The New Microsoft Certified Master Program:
- MCITP: Database Developer 2008 and MCITP: Database Administrator 2008 still required
- Certification and training is totally separate
- Initial written multiple-choice exam – $500, and can be taken at Prometric testing centers around the world
- 6-hour lab exam – $2,000, and can be taken at select secure Prometric testing centers around the world
The two biggest barriers to entry – a huge initial price tag and 3 weeks of lost work time in Seattle – are now gone! It’s now easier to prove that you’re a Microsoft Certified Master of SQL Server. (Note that I did not say it’s easier to be one, because it’s still very, very, very tough.)
Since the training is now separate, it’s up to you how much training you want to get, and who you want to get it from. If you’re already an expert on some subject areas, maybe you’ll only get training on the areas where you’re weak. Perhaps you’ll choose to get the training in chunks – one week’s worth this year, one week’s worth the next year, and then make a run at the exam. I would advise trying not to pass the lab exam cold, because this is most definitely not the MCITP.
To help you get up to speed, Microsoft partnered with SQLskills to provide dozens of hours of video training online completely free. Bob Beauchamin, Kimberly Tripp, Paul Randal, and I recorded some of our best presentations on internals, CLR, storage, performance tuning, and more. You can watch our free Microsoft Certified Master online courses all in the comfort of your cubicle. (That link may not be live yet – check again later in the day.)

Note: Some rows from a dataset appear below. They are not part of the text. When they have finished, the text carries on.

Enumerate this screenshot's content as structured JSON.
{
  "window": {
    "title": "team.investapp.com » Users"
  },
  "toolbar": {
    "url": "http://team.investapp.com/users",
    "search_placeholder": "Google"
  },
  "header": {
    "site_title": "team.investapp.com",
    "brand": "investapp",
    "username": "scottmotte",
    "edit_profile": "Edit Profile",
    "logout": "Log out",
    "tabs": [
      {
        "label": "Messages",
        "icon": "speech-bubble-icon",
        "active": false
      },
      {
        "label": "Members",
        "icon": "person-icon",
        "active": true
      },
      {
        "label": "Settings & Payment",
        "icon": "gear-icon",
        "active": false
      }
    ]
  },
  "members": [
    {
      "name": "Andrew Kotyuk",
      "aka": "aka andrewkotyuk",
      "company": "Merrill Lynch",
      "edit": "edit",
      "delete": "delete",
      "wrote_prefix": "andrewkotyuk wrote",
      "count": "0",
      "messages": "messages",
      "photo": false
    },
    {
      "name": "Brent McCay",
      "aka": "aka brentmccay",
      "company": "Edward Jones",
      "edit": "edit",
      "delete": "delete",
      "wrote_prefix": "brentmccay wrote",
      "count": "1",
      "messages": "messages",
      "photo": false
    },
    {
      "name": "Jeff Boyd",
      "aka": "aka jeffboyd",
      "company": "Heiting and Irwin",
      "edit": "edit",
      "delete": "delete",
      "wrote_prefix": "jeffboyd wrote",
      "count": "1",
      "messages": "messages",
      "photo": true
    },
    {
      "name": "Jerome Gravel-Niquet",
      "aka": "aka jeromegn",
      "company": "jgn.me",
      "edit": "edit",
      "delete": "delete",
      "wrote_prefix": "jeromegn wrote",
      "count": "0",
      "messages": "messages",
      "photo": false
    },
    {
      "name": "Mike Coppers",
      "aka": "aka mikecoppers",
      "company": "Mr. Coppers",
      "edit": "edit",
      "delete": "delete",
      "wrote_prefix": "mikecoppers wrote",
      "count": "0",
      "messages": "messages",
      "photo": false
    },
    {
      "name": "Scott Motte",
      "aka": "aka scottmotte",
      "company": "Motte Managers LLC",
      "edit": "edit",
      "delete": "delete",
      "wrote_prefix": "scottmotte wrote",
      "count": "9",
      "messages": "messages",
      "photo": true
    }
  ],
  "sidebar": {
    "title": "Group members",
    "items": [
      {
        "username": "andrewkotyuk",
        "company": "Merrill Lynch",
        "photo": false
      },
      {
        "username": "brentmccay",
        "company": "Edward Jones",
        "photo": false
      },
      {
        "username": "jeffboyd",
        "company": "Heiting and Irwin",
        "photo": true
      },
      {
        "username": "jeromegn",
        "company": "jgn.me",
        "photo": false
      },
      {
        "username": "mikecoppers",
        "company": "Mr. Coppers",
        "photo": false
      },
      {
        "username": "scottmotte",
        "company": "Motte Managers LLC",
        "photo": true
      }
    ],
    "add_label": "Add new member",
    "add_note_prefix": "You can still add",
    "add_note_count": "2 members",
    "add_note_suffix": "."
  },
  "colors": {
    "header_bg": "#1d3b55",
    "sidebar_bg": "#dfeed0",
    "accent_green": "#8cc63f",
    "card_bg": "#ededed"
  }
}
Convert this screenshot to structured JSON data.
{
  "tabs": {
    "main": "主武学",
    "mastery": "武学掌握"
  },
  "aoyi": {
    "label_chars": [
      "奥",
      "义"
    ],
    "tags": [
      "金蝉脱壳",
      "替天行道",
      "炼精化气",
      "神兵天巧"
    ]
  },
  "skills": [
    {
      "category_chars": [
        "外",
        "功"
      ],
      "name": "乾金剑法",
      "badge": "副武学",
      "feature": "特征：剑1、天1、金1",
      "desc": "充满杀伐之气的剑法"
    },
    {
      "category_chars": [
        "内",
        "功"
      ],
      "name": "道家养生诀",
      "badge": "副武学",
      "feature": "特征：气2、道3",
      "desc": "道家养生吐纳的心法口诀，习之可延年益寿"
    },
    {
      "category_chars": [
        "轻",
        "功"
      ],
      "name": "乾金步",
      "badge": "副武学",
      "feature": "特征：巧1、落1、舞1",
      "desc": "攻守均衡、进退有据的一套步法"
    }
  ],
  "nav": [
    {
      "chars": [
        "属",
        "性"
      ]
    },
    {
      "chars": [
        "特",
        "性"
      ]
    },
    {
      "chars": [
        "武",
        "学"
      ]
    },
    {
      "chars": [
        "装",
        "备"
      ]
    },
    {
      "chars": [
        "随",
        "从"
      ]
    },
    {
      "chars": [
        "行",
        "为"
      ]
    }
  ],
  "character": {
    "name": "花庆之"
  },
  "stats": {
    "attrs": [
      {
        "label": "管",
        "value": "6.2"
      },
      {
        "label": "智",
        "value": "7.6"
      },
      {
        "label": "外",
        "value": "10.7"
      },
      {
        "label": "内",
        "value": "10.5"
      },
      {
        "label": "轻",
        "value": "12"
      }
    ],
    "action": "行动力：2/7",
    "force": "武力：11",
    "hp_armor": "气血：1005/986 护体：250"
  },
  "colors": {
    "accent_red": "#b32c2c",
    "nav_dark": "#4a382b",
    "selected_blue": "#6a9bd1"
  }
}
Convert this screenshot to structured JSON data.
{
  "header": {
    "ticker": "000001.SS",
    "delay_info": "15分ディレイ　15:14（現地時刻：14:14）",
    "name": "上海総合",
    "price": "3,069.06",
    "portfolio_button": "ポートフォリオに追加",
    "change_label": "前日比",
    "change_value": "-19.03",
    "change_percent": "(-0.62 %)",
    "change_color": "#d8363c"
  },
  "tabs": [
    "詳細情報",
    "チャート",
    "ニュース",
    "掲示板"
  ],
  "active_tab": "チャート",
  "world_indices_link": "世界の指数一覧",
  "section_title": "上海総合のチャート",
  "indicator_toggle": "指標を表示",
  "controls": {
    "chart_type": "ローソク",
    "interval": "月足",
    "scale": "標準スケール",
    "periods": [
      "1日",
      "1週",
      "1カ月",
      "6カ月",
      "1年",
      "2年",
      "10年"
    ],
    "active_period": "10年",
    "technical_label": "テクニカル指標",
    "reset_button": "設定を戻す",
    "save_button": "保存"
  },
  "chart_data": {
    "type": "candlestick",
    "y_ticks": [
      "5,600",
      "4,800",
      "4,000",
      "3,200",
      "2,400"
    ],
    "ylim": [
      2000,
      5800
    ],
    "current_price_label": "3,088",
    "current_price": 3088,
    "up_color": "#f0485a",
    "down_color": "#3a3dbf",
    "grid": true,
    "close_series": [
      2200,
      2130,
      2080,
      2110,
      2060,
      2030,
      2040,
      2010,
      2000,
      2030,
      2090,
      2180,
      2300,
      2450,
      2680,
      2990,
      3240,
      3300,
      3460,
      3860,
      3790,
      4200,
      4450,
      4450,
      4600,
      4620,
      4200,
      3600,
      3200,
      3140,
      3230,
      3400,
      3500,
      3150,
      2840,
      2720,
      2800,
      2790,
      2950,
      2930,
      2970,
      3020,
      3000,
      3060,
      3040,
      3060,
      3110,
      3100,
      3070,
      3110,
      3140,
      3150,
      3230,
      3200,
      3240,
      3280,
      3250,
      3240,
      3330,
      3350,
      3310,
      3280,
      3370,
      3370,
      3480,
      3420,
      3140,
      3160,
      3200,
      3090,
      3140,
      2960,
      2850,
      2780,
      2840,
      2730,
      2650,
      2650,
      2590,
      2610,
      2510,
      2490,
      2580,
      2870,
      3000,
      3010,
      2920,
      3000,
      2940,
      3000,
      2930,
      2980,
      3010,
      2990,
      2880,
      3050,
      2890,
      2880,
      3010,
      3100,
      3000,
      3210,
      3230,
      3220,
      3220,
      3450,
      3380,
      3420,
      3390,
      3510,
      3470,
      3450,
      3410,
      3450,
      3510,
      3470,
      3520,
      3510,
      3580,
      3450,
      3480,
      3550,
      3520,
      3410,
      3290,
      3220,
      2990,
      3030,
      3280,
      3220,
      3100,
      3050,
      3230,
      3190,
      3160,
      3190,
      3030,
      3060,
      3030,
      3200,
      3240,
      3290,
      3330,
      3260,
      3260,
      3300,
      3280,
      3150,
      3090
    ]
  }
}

If you want more personal, interactive training, you’ll be able to get it from more places. I’d argue that you still want to get it from the most qualified, highest rated trainers around. You want to get it from people who aren’t just experts at training – you want your instructors to be hands-on consultants who live this work every single week. When we’re not training or helping the community, we’re consulting in some of the toughest environments around. Yes, of course I mean SQLskills – we’re offering a series of events around the United States in 2011 to give you Microsoft Certified Master approved training. We’re the only trainers that have been involved with the MCM program from the very first rotation, and we’re the best people to help you achieve the highest level of technical certification on SQL Server. You can check out our upcoming SQLskills Immersion Events here.
I really passionately believe in where the MCM program is going. There’s going to be more people recognized as Masters, and that’s a good thing, because there’s a lot of really qualified people out there. I’m not worried about the MCM becoming the next MCITP – a certification seen as having too low of value due to the braindump factor – because I was a contributor to the new MCM program. It’s a seriously high bar to pass, but I believe a lot of you can do it.